Morgenstern weaves a caramel-infused realm centred on a white-flamed bonfire, which appears to be the very life-force of the circus. The significance of the bonfire is revealed in good time, but not before we meet a rich melee of characters including magicians, contortionists, Tarot readers, half-ghosts, orange-haired twins, costume designers and assistants.
A life-and-death magician’s challenge exists at the centre of the plot between Celia Bowen and Marco Alistair, although they are unsure as to whom their opponent is at first. Both have been trained and taught in very different ways – Celia by her father, Prospero the Enchanter, who now exists as a mere ghostly shadow after a trick he was working on went too far. And Marco by The Man in the Grey Suit.
The question is, why is an ambitious young man destined for life on a farm drawn into the Night Circus?
I cannot express to you how much I mulled over what colours to use to represent this book. My heart sank twice. First at the opening sentence quoted above, and secondly when Mme. Padva says “We have a color scheme to work with, dear, or lack thereof, rather.”
I pondered whether to dye up the rich, sumptuous colours of Chandresh’s apartments, or whether to go for the emerald green of Celia’s dress and Marco’s “enhanced” eyes. Should I attempt the colours of the Ice Garden or recreate the colour of the scarf being knitted by a rêveur for Bailey in crimson yarn, but red had been the colour used for the December yarn and I don’t like to repeat a similar colour so soon.
There was no way out of it. If you thought of The Night Circus, you thought of black, white, grey and red.
For the variegated option, I based it on the black and white stripes of the circus tent plus the tradition of rêveurs attending the circus wearing black, white or grey with “a single shock of red” which might be a hat, scarf, handkerchief or red rose. When randomly dyeing yarn, I usually deliberately avoid painting yarn across the skein to avoid blocks of colour, but this time, I experimented with big, bold black stripes. And drizzled pale grey between them with a sprinkling of scarlet, leaving plenty of white.
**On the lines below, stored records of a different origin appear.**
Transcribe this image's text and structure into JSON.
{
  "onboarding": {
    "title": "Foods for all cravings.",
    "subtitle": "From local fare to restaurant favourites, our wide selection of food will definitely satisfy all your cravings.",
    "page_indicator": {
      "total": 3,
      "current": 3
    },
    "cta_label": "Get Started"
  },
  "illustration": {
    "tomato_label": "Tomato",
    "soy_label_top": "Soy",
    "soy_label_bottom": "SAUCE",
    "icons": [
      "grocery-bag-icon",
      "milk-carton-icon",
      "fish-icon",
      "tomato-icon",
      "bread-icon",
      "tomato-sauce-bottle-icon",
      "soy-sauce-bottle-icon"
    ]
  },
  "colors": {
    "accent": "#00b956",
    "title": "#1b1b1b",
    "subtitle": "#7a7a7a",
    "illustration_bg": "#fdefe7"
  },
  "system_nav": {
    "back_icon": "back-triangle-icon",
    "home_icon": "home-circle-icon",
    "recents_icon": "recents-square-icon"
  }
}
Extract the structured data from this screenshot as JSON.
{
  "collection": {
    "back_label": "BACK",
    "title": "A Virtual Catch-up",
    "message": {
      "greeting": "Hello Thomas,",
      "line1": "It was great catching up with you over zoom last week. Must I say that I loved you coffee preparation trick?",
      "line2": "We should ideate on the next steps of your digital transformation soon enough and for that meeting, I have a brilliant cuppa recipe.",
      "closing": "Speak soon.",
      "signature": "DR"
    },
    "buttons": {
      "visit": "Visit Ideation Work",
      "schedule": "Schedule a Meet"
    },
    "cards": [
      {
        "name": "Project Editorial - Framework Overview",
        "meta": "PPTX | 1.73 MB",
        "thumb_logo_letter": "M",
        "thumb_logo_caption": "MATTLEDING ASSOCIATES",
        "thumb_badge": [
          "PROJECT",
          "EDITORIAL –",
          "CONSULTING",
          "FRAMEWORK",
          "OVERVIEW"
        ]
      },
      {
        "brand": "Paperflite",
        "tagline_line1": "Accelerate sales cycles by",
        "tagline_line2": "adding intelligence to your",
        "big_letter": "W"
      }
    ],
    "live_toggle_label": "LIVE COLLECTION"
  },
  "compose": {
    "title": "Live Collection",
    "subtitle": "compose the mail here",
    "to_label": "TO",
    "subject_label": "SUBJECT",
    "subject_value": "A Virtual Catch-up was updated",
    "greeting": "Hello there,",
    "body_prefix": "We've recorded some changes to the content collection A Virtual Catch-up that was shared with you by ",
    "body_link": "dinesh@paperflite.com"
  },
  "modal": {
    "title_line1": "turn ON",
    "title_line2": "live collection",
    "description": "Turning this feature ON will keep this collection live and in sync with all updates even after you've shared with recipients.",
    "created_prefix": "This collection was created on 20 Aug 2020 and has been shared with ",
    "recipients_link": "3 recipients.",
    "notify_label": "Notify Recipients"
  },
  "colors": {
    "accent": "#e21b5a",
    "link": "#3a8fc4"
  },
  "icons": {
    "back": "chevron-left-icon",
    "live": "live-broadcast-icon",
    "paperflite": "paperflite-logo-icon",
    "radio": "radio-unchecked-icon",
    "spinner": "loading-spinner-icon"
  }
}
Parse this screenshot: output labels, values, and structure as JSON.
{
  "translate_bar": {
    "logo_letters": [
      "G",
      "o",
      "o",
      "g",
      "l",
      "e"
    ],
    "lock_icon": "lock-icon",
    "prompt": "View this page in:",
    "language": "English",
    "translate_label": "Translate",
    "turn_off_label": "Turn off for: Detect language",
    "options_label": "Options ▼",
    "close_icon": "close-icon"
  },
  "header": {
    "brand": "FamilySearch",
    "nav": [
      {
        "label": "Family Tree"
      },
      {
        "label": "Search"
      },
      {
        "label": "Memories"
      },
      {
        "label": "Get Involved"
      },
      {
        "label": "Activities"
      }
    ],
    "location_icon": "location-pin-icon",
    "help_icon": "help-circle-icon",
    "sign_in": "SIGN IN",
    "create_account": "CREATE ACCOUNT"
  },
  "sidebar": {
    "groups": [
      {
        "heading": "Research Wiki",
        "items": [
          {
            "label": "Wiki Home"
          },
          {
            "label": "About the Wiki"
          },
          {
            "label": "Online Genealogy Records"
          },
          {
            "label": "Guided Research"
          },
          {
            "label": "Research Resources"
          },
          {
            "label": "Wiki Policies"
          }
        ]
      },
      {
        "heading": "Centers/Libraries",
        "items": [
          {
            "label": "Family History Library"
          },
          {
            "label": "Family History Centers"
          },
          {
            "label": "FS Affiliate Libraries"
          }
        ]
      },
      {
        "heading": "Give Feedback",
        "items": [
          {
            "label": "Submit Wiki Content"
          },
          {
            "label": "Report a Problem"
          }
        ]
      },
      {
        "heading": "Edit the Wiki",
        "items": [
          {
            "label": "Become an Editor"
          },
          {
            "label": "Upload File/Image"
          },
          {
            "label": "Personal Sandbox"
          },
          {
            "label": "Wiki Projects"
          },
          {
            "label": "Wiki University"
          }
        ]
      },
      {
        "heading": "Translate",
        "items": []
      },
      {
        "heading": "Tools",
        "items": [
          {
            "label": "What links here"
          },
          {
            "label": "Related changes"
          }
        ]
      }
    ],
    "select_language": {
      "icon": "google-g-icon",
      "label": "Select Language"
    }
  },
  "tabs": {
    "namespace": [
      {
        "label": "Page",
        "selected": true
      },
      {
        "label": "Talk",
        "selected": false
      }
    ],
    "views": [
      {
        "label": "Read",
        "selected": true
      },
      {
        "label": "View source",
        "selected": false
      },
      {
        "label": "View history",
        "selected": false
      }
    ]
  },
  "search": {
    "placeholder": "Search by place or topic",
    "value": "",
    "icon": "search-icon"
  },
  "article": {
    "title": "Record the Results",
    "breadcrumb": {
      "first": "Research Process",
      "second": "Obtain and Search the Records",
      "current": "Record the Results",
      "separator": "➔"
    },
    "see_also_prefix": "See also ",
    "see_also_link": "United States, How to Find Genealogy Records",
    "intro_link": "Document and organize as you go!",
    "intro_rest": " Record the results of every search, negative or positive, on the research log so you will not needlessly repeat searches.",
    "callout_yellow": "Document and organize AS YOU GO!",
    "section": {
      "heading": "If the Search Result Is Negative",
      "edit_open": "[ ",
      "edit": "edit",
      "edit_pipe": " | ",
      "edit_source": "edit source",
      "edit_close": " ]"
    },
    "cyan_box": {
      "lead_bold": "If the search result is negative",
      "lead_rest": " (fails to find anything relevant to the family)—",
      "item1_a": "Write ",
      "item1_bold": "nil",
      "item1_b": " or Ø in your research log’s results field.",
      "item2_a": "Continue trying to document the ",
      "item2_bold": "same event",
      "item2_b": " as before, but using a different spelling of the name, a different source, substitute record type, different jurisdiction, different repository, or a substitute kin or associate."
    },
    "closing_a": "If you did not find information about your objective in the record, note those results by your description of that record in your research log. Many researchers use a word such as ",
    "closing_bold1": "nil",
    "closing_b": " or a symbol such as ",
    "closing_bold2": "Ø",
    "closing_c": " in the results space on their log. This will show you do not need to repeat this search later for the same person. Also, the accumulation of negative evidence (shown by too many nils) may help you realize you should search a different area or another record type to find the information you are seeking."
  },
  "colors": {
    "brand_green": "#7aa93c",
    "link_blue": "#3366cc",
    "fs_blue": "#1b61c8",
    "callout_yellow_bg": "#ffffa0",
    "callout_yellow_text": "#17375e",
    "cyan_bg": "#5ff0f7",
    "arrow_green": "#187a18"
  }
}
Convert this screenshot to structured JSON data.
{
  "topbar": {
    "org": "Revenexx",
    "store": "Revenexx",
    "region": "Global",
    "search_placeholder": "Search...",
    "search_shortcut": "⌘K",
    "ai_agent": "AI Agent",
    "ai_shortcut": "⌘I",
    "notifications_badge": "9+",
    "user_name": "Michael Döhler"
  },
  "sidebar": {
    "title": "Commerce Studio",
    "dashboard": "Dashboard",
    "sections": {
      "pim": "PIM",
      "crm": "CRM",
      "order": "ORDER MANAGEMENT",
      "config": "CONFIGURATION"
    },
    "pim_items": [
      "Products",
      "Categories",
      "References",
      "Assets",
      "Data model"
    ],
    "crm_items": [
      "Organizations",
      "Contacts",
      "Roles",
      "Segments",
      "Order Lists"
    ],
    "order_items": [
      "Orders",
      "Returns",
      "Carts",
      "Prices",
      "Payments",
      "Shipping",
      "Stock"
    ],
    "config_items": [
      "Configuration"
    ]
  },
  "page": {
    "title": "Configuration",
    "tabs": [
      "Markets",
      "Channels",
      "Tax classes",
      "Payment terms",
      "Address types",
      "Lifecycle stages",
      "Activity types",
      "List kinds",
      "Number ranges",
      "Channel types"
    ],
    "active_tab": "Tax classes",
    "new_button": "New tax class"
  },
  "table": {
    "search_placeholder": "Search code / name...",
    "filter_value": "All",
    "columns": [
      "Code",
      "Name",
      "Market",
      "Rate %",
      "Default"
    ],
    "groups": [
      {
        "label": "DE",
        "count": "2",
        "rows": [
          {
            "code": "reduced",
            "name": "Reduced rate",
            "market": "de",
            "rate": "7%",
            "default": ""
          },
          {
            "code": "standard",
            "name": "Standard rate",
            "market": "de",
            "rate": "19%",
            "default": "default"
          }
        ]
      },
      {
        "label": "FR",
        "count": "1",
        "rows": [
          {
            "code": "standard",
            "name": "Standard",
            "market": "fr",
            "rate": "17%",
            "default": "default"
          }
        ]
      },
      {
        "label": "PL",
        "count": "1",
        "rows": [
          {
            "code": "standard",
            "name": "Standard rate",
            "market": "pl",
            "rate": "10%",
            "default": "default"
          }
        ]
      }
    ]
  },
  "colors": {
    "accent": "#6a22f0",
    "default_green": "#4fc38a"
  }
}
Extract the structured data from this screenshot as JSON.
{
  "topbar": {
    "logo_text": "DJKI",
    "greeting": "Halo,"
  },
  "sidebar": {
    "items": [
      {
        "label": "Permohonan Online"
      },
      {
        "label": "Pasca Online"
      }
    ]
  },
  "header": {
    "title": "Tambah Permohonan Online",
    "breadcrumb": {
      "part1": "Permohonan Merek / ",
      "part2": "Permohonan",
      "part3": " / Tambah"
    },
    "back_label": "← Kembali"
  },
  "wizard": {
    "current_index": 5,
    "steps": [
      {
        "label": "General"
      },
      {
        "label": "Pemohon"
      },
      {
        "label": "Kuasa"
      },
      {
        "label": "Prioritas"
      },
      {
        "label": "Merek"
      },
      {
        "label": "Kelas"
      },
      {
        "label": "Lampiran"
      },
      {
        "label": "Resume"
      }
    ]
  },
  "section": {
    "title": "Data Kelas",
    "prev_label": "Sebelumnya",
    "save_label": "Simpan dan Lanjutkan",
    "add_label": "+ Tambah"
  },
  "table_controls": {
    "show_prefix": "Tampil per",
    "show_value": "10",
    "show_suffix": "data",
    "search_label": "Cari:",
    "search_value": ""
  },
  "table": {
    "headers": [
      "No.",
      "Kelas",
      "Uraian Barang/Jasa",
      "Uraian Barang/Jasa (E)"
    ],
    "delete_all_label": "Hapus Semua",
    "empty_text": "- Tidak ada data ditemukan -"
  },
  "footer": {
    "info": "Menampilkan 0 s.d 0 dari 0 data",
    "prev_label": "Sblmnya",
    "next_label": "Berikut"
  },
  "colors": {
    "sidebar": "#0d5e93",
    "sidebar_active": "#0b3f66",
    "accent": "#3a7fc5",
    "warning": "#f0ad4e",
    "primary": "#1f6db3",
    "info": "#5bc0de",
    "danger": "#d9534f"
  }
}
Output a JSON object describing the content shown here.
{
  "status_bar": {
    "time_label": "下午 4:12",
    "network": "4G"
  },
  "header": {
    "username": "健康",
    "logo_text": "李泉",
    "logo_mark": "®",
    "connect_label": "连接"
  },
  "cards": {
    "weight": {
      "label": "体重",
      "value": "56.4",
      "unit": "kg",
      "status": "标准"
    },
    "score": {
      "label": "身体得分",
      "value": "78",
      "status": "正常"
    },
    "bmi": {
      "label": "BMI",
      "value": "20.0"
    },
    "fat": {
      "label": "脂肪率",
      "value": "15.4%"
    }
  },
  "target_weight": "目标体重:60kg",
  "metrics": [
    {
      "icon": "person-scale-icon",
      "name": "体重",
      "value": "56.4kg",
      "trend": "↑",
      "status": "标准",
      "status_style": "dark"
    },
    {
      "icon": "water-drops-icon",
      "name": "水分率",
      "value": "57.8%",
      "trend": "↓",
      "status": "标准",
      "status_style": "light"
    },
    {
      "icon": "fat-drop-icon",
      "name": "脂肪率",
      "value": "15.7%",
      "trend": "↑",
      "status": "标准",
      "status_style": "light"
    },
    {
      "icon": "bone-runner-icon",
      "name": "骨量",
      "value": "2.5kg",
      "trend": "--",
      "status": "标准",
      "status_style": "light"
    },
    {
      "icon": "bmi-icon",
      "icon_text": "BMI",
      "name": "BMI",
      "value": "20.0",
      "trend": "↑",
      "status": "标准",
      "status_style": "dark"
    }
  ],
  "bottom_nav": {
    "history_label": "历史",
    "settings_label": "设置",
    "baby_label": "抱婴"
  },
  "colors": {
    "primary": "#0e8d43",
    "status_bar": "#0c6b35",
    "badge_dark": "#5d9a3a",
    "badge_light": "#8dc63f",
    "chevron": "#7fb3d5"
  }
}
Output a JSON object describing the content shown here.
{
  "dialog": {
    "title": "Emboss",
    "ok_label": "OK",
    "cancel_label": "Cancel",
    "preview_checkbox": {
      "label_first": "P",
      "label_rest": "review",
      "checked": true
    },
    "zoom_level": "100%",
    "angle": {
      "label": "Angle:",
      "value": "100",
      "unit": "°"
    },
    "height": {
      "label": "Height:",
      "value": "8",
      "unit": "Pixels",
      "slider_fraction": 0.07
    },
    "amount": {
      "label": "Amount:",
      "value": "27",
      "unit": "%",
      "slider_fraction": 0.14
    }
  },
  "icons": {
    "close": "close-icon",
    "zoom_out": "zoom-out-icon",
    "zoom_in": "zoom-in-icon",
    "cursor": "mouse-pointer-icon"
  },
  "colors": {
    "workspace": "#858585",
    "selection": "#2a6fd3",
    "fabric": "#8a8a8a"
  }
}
For the semi-solid version, I dyed up a pale silvery grey. You don’t have to look too carefully to see how much grey there is in this novel.
Randomly dyed colourways work so well on the high twist yarn bases, so I ditched my original yarn plan and opted for Exquisite Twist, which has that little touch of cashmere magic on a practical merino/nylon base.
I’m often asked how best to use such a variegated yarn. You could work a slipped stitch pattern, which breaks up the colour to some degree, but my preference is to use it along with a semi-solid colourway. Either using each yarn in colour blocks, or even holding two yarns together. Or you could just go with the flow, and enjoy the colours appearing one after the other.